Behind the picture: Proving the link between BSE and vCJD
Sometimes the most unremarkable-looking images turn out to tell remarkable stories. Katherine Nightingale spoke to Dr Jon Wadsworth at the MRC Prion Unit to find out how this humble picture of proteins contains one of the most high-profile health discoveries of the 1990s.
Even for those schooled in the art of the western blot, this image might not look like much. In fact, at first glance, it may seem even less remarkable to a trained eye – just another piece of film with its ladders of proteins.
In fact, this image, taken in 1996, represents the first clear evidence that bovine spongiform encephalopathy (BSE) had passed from cows to humans in the food chain to cause a type of Creutzfeldt-Jakob disease (CJD) never seen before.
The year was 1996 and a handful of young people had died from a new variant of the degenerative brain disease CJD. Previously there were three known types of CJD: sporadic, which has no known cause; familial, which is caused by a genetic mutation; and iatrogenic, caused by medical procedures. They are all caused by prions, rogue misfolded versions of the body’s own prion proteins which encourage normal prion proteins to misfold, thus spreading through the brain.
Researchers have used western blots to study proteins for decades.
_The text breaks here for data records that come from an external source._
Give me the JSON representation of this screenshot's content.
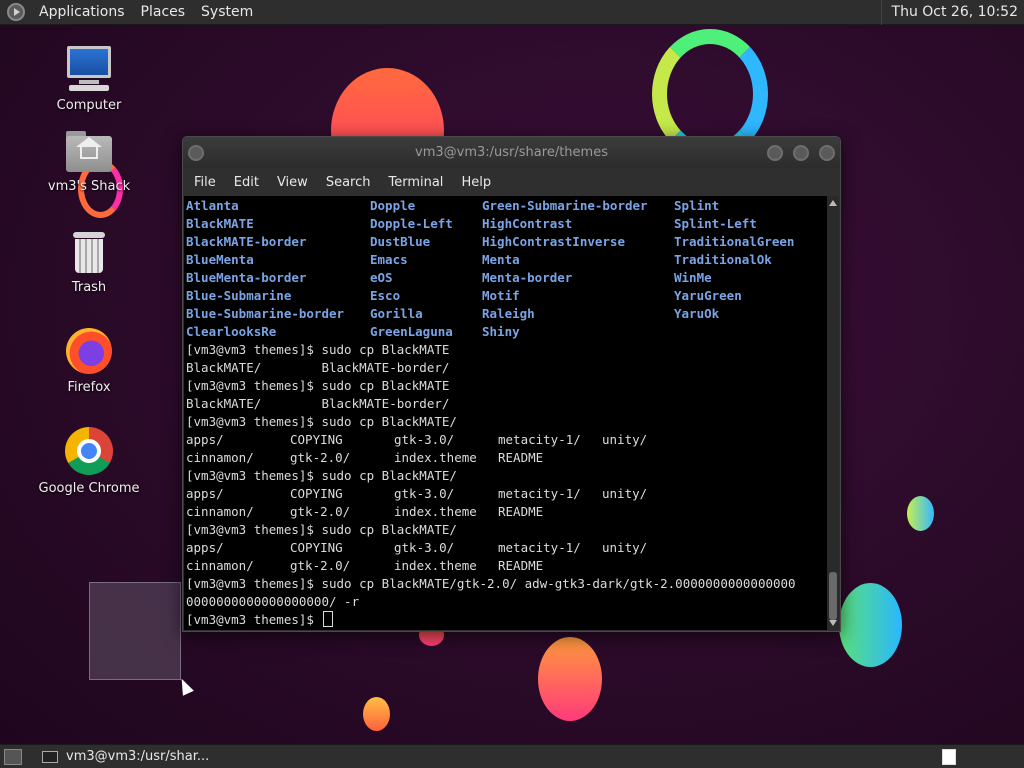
{
  "top_panel": {
    "menus": [
      "Applications",
      "Places",
      "System"
    ],
    "clock": "Thu Oct 26, 10:52"
  },
  "desktop": {
    "icons": [
      {
        "label": "Computer",
        "icon": "computer-icon"
      },
      {
        "label": "vm3's Shack",
        "icon": "home-folder-icon"
      },
      {
        "label": "Trash",
        "icon": "trash-icon"
      },
      {
        "label": "Firefox",
        "icon": "firefox-icon"
      },
      {
        "label": "Google Chrome",
        "icon": "chrome-icon"
      }
    ]
  },
  "terminal": {
    "title": "vm3@vm3:/usr/share/themes",
    "menu": [
      "File",
      "Edit",
      "View",
      "Search",
      "Terminal",
      "Help"
    ],
    "theme_columns": [
      [
        "Atlanta",
        "Dopple",
        "Green-Submarine-border",
        "Splint"
      ],
      [
        "BlackMATE",
        "Dopple-Left",
        "HighContrast",
        "Splint-Left"
      ],
      [
        "BlackMATE-border",
        "DustBlue",
        "HighContrastInverse",
        "TraditionalGreen"
      ],
      [
        "BlueMenta",
        "Emacs",
        "Menta",
        "TraditionalOk"
      ],
      [
        "BlueMenta-border",
        "eOS",
        "Menta-border",
        "WinMe"
      ],
      [
        "Blue-Submarine",
        "Esco",
        "Motif",
        "YaruGreen"
      ],
      [
        "Blue-Submarine-border",
        "Gorilla",
        "Raleigh",
        "YaruOk"
      ],
      [
        "ClearlooksRe",
        "GreenLaguna",
        "Shiny",
        ""
      ]
    ],
    "lines": {
      "p1": "[vm3@vm3 themes]$ sudo cp BlackMATE",
      "c1": "BlackMATE/        BlackMATE-border/",
      "p2": "[vm3@vm3 themes]$ sudo cp BlackMATE",
      "c2": "BlackMATE/        BlackMATE-border/",
      "p3": "[vm3@vm3 themes]$ sudo cp BlackMATE/",
      "p4": "[vm3@vm3 themes]$ sudo cp BlackMATE/",
      "p5": "[vm3@vm3 themes]$ sudo cp BlackMATE/",
      "p6": "[vm3@vm3 themes]$ sudo cp BlackMATE/gtk-2.0/ adw-gtk3-dark/gtk-2.0000000000000000",
      "p6b": "0000000000000000000/ -r",
      "prompt": "[vm3@vm3 themes]$ "
    },
    "ls_row1": [
      "apps/",
      "COPYING",
      "gtk-3.0/",
      "metacity-1/",
      "unity/"
    ],
    "ls_row2": [
      "cinnamon/",
      "gtk-2.0/",
      "index.theme",
      "README",
      ""
    ]
  },
  "taskbar": {
    "task_label": "vm3@vm3:/usr/shar..."
  },
  "colors": {
    "directory_blue": "#7aa4e6",
    "terminal_bg": "#000000",
    "panel_bg": "#2e2e2e"
  }
}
Invented in the late 1970s, the technique, when combined with enzymes to chop up proteins, allows differently sized fragments to be observed. Proteins can then be identified by the particular pattern that they make.
The different forms of the disease are caused by different shapes of the misfolded prion protein, which produce different fragment patterns that can be recognised on Western blots.
This blot was produced by Andrew Hill in Professor John Collinge’s research group at St Mary’s Hospital London (which subsequently expanded to form the MRC Prion Unit).
The eye is immediately drawn to the dark patches in the two bottom rows – those which are brain samples from patients labelled I345 and I343. These dark splodges indicate that a lot of particular protein fragments are present. Crucially, none of the samples marked ‘sporadic’, ‘s’ or ‘i’ have the same pattern – we’re looking at an entirely new form of CJD, which came to be known as variant CJD (vCJD).
All the young CJD patients analysed had the same pattern. And what’s not shown here is that this pattern is very similar to the one you get from brain tissue from a cow which has had BSE, or animals infected with BSE prions.
“Taken together, they provided the first definitive evidence that the cattle disease had passed to humans. Until that point it was theoretical that disease might be transmitted. While measures had been put in place to prevent this theoretical transmission, the urgency of addressing the situation in humans became clear,” says Dr Jon Wadsworth, a Programme Leader at the MRC Prion Unit.
Since 1996, researchers at the MRC Prion Unit have developed the world’s first prototype blood test for vCJD, and, if they are willing, involve vCJD patients in research via the National Prion Clinic at University College London (UCL) Hospitals NHS Foundation Trust. They are also working on potential treatments for all types of CJD.
So, not such an unremarkable picture after all.
The photo is included in the History is Now exhibition at the Hayward Gallery in London which runs until 26 April. The exhibition is the work of seven artists, each looking at an idea or topic that has shaped the nation from the post-war period. The MRC Prion Unit contributed objects and documents to the topic on the BSE crisis. The artist behind the BSE topic, Roger Hiorns, is supported by a Wellcome Trust People Award.